(Stored items from a collection)

▬▬▬

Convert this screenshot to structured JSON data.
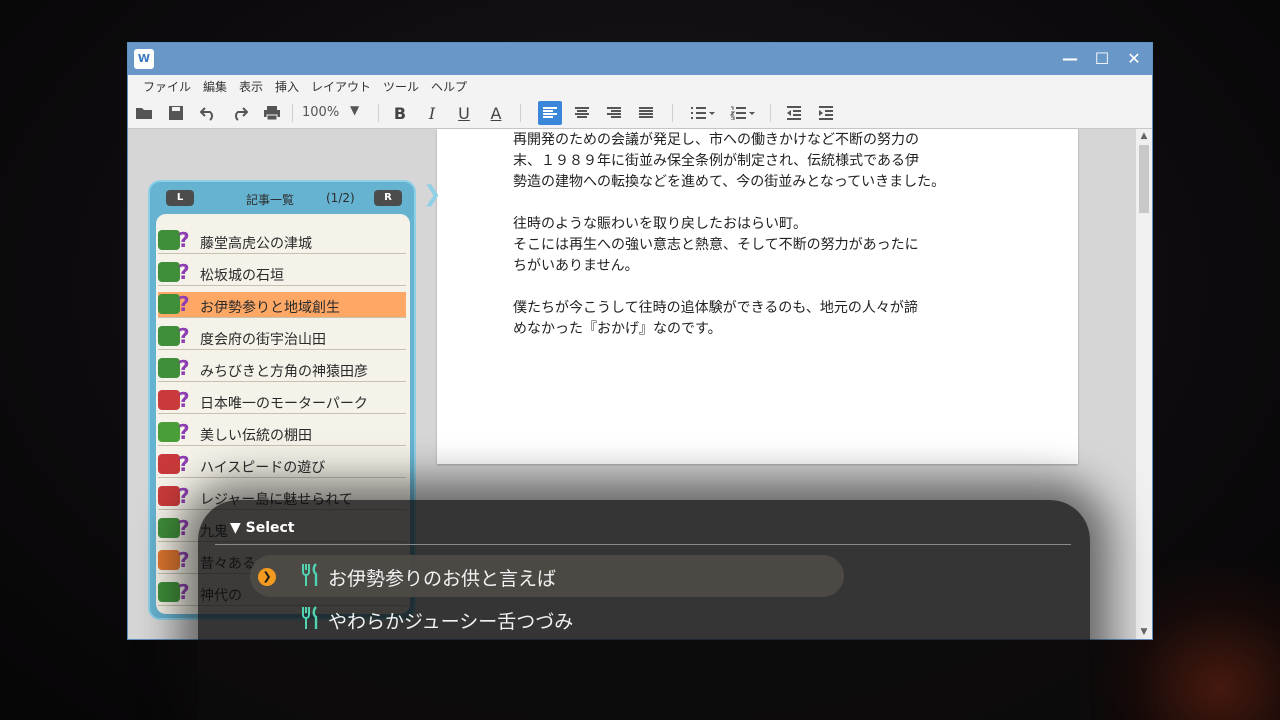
{
  "window": {
    "app_icon": "W",
    "controls": {
      "minimize": "—",
      "maximize": "☐",
      "close": "✕"
    }
  },
  "menu": [
    "ファイル",
    "編集",
    "表示",
    "挿入",
    "レイアウト",
    "ツール",
    "ヘルプ"
  ],
  "toolbar": {
    "zoom": "100%",
    "zoom_caret": "▼",
    "bold": "B",
    "italic": "I",
    "underline": "U",
    "font_color": "A"
  },
  "document": {
    "lines": [
      "再開発のための会議が発足し、市への働きかけなど不断の努力の",
      "末、１９８９年に街並み保全条例が制定され、伝統様式である伊",
      "勢造の建物への転換などを進めて、今の街並みとなっていきました。",
      "",
      "往時のような賑わいを取り戻したおはらい町。",
      "そこには再生への強い意志と熱意、そして不断の努力があったに",
      "ちがいありません。",
      "",
      "僕たちが今こうして往時の追体験ができるのも、地元の人々が諦",
      "めなかった『おかげ』なのです。"
    ]
  },
  "article_panel": {
    "left_button": "L",
    "right_button": "R",
    "title": "記事一覧",
    "page": "(1/2)",
    "question_mark": "?",
    "items": [
      {
        "label": "藤堂高虎公の津城",
        "icon": "castle-icon",
        "color": "#3f8f3a"
      },
      {
        "label": "松坂城の石垣",
        "icon": "castle-icon",
        "color": "#3f8f3a"
      },
      {
        "label": "お伊勢参りと地域創生",
        "icon": "castle-icon",
        "color": "#3f8f3a",
        "selected": true
      },
      {
        "label": "度会府の街宇治山田",
        "icon": "castle-icon",
        "color": "#3f8f3a"
      },
      {
        "label": "みちびきと方角の神猿田彦",
        "icon": "castle-icon",
        "color": "#3f8f3a"
      },
      {
        "label": "日本唯一のモーターパーク",
        "icon": "gamepad-icon",
        "color": "#c93a3a"
      },
      {
        "label": "美しい伝統の棚田",
        "icon": "tree-icon",
        "color": "#4a9e3a"
      },
      {
        "label": "ハイスピードの遊び",
        "icon": "gamepad-icon",
        "color": "#c93a3a"
      },
      {
        "label": "レジャー島に魅せられて",
        "icon": "gamepad-icon",
        "color": "#c93a3a"
      },
      {
        "label": "九鬼",
        "icon": "castle-icon",
        "color": "#3f8f3a"
      },
      {
        "label": "昔々ある",
        "icon": "person-icon",
        "color": "#e0762e"
      },
      {
        "label": "神代の",
        "icon": "castle-icon",
        "color": "#3f8f3a"
      }
    ]
  },
  "choices": {
    "header": "▼ Select",
    "cursor": "❯",
    "icon": "🍴",
    "options": [
      {
        "text": "お伊勢参りのお供と言えば",
        "highlighted": true
      },
      {
        "text": "やわらかジューシー舌つづみ",
        "highlighted": false
      }
    ]
  }
}
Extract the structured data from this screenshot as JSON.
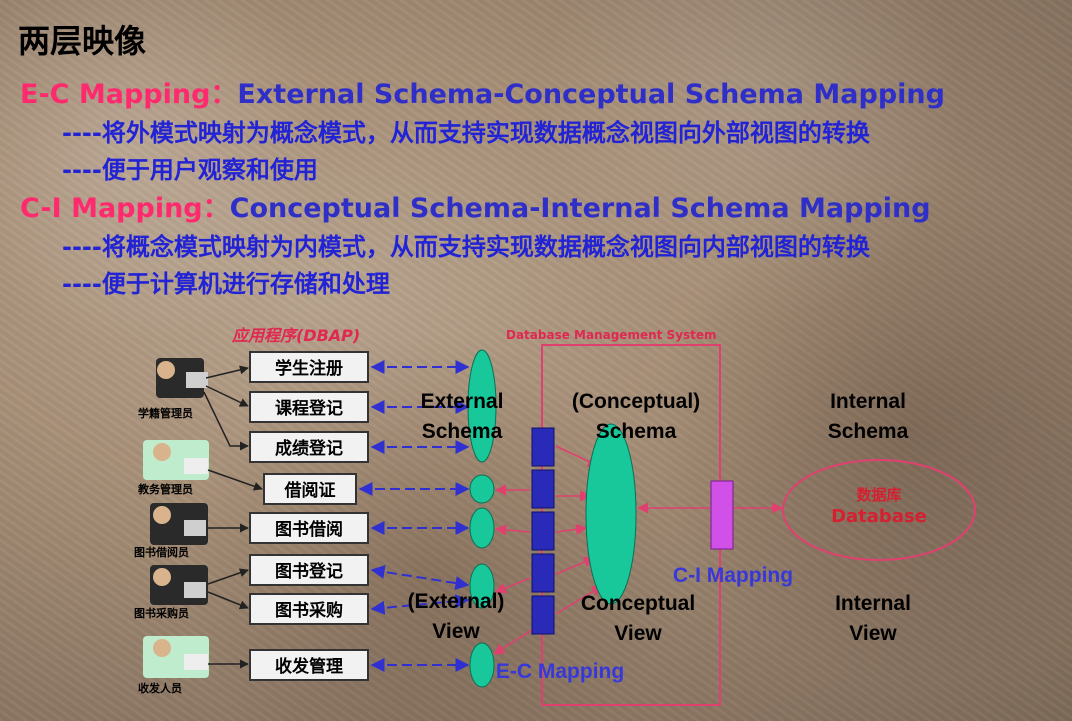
{
  "headline": "两层映像",
  "ec": {
    "key": "E-C Mapping：",
    "title": "External Schema-Conceptual Schema Mapping",
    "line1": "----将外模式映射为概念模式，从而支持实现数据概念视图向外部视图的转换",
    "line2": "----便于用户观察和使用"
  },
  "ci": {
    "key": "C-I Mapping：",
    "title": "Conceptual Schema-Internal Schema Mapping",
    "line1": "----将概念模式映射为内模式，从而支持实现数据概念视图向内部视图的转换",
    "line2": "----便于计算机进行存储和处理"
  },
  "diagram": {
    "app_group_label": "应用程序(DBAP)",
    "dbms_label": "Database Management System",
    "apps": [
      "学生注册",
      "课程登记",
      "成绩登记",
      "借阅证",
      "图书借阅",
      "图书登记",
      "图书采购",
      "收发管理"
    ],
    "users": [
      "学籍管理员",
      "教务管理员",
      "图书借阅员",
      "图书采购员",
      "收发人员"
    ],
    "external_schema": [
      "External",
      "Schema"
    ],
    "conceptual_schema": [
      "(Conceptual)",
      "Schema"
    ],
    "internal_schema": [
      "Internal",
      "Schema"
    ],
    "external_view": [
      "(External)",
      "View"
    ],
    "conceptual_view": [
      "Conceptual",
      "View"
    ],
    "internal_view": [
      "Internal",
      "View"
    ],
    "ci_mapping": "C-I Mapping",
    "ec_mapping": "E-C Mapping",
    "database_cn": "数据库",
    "database_en": "Database"
  },
  "colors": {
    "pink": "#ff2a6d",
    "blue": "#2f2fc8",
    "green": "#18c89a",
    "navy_block": "#2a2ab8",
    "violet": "#d050e8",
    "dbms_border": "#e0406e"
  }
}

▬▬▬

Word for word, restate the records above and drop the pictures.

Worked solution
Convert this screenshot to structured JSON data.
{
  "window": {
    "app_icon": "W",
    "controls": {
      "minimize": "—",
      "maximize": "☐",
      "close": "✕"
    }
  },
  "menu": [
    "ファイル",
    "編集",
    "表示",
    "挿入",
    "レイアウト",
    "ツール",
    "ヘルプ"
  ],
  "toolbar": {
    "zoom": "100%",
    "zoom_caret": "▼",
    "bold": "B",
    "italic": "I",
    "underline": "U",
    "font_color": "A"
  },
  "document": {
    "lines": [
      "再開発のための会議が発足し、市への働きかけなど不断の努力の",
      "末、１９８９年に街並み保全条例が制定され、伝統様式である伊",
      "勢造の建物への転換などを進めて、今の街並みとなっていきました。",
      "",
      "往時のような賑わいを取り戻したおはらい町。",
      "そこには再生への強い意志と熱意、そして不断の努力があったに",
      "ちがいありません。",
      "",
      "僕たちが今こうして往時の追体験ができるのも、地元の人々が諦",
      "めなかった『おかげ』なのです。"
    ]
  },
  "article_panel": {
    "left_button": "L",
    "right_button": "R",
    "title": "記事一覧",
    "page": "(1/2)",
    "question_mark": "?",
    "items": [
      {
        "label": "藤堂高虎公の津城",
        "icon": "castle-icon",
        "color": "#3f8f3a"
      },
      {
        "label": "松坂城の石垣",
        "icon": "castle-icon",
        "color": "#3f8f3a"
      },
      {
        "label": "お伊勢参りと地域創生",
        "icon": "castle-icon",
        "color": "#3f8f3a",
        "selected": true
      },
      {
        "label": "度会府の街宇治山田",
        "icon": "castle-icon",
        "color": "#3f8f3a"
      },
      {
        "label": "みちびきと方角の神猿田彦",
        "icon": "castle-icon",
        "color": "#3f8f3a"
      },
      {
        "label": "日本唯一のモーターパーク",
        "icon": "gamepad-icon",
        "color": "#c93a3a"
      },
      {
        "label": "美しい伝統の棚田",
        "icon": "tree-icon",
        "color": "#4a9e3a"
      },
      {
        "label": "ハイスピードの遊び",
        "icon": "gamepad-icon",
        "color": "#c93a3a"
      },
      {
        "label": "レジャー島に魅せられて",
        "icon": "gamepad-icon",
        "color": "#c93a3a"
      },
      {
        "label": "九鬼",
        "icon": "castle-icon",
        "color": "#3f8f3a"
      },
      {
        "label": "昔々ある",
        "icon": "person-icon",
        "color": "#e0762e"
      },
      {
        "label": "神代の",
        "icon": "castle-icon",
        "color": "#3f8f3a"
      }
    ]
  },
  "choices": {
    "header": "▼ Select",
    "cursor": "❯",
    "icon": "🍴",
    "options": [
      {
        "text": "お伊勢参りのお供と言えば",
        "highlighted": true
      },
      {
        "text": "やわらかジューシー舌つづみ",
        "highlighted": false
      }
    ]
  }
}
Extract the structured data from this screenshot as JSON.
{
  "headline": "两层映像",
  "ec": {
    "key": "E-C Mapping：",
    "title": "External Schema-Conceptual Schema Mapping",
    "line1": "----将外模式映射为概念模式，从而支持实现数据概念视图向外部视图的转换",
    "line2": "----便于用户观察和使用"
  },
  "ci": {
    "key": "C-I Mapping：",
    "title": "Conceptual Schema-Internal Schema Mapping",
    "line1": "----将概念模式映射为内模式，从而支持实现数据概念视图向内部视图的转换",
    "line2": "----便于计算机进行存储和处理"
  },
  "diagram": {
    "app_group_label": "应用程序(DBAP)",
    "dbms_label": "Database Management System",
    "apps": [
      "学生注册",
      "课程登记",
      "成绩登记",
      "借阅证",
      "图书借阅",
      "图书登记",
      "图书采购",
      "收发管理"
    ],
    "users": [
      "学籍管理员",
      "教务管理员",
      "图书借阅员",
      "图书采购员",
      "收发人员"
    ],
    "external_schema": [
      "External",
      "Schema"
    ],
    "conceptual_schema": [
      "(Conceptual)",
      "Schema"
    ],
    "internal_schema": [
      "Internal",
      "Schema"
    ],
    "external_view": [
      "(External)",
      "View"
    ],
    "conceptual_view": [
      "Conceptual",
      "View"
    ],
    "internal_view": [
      "Internal",
      "View"
    ],
    "ci_mapping": "C-I Mapping",
    "ec_mapping": "E-C Mapping",
    "database_cn": "数据库",
    "database_en": "Database"
  },
  "colors": {
    "pink": "#ff2a6d",
    "blue": "#2f2fc8",
    "green": "#18c89a",
    "navy_block": "#2a2ab8",
    "violet": "#d050e8",
    "dbms_border": "#e0406e"
  }
}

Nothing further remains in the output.